EXERCISE
Please filter the entries and return only the lines that include "software".

Entries from a dataset of interfaces
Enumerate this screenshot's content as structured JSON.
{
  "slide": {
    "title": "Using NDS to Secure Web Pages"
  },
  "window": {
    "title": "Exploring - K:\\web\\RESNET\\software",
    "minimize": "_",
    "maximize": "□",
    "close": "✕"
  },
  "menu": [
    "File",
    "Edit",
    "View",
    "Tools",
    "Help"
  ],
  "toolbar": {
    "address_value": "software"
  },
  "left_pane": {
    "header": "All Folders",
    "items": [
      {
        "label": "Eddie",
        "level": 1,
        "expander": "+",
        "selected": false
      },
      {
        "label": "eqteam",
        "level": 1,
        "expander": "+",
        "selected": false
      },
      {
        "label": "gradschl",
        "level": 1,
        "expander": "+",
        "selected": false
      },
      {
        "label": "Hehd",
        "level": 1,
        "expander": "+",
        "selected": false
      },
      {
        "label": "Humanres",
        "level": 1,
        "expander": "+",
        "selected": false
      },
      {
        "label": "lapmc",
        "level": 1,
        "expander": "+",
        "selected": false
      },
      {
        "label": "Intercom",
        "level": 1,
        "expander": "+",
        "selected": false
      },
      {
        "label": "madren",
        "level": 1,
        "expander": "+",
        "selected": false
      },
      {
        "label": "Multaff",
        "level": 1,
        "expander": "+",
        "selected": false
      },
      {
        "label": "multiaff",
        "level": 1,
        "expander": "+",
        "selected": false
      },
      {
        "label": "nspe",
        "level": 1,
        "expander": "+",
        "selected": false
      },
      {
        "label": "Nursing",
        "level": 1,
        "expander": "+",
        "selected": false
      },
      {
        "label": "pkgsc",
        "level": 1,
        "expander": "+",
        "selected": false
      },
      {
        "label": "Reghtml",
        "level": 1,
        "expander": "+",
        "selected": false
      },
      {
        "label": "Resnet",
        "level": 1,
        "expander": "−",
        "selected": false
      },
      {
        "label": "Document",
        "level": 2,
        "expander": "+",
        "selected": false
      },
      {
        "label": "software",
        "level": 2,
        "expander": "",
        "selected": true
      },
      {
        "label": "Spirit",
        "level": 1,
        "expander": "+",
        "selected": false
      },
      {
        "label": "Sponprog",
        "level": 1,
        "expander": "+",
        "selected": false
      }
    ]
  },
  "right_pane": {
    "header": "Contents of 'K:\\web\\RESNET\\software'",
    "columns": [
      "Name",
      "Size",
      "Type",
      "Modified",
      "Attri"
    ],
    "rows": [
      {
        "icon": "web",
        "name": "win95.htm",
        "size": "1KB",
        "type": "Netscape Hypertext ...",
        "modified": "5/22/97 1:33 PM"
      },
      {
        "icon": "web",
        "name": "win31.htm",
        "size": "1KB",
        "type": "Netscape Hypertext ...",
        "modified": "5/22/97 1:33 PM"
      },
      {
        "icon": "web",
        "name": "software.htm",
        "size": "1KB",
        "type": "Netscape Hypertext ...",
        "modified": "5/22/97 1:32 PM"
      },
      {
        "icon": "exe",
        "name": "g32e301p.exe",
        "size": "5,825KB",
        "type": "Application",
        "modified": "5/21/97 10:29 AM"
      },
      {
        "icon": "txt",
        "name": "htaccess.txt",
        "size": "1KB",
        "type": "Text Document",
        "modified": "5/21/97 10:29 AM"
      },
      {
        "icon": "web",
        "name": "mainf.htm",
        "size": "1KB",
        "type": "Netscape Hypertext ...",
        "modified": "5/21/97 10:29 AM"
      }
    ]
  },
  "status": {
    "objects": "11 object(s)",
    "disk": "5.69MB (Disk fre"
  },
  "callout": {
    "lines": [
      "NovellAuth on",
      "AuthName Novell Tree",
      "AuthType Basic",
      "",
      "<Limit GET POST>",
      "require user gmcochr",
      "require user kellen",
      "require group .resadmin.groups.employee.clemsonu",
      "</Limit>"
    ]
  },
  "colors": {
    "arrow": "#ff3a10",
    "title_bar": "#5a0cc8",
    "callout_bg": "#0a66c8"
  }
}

EXERCISE RESULT
    "title": "Exploring - K:\\web\\RESNET\\software",
    "address_value": "software"
        "label": "software",
    "header": "Contents of 'K:\\web\\RESNET\\software'",
        "name": "software.htm",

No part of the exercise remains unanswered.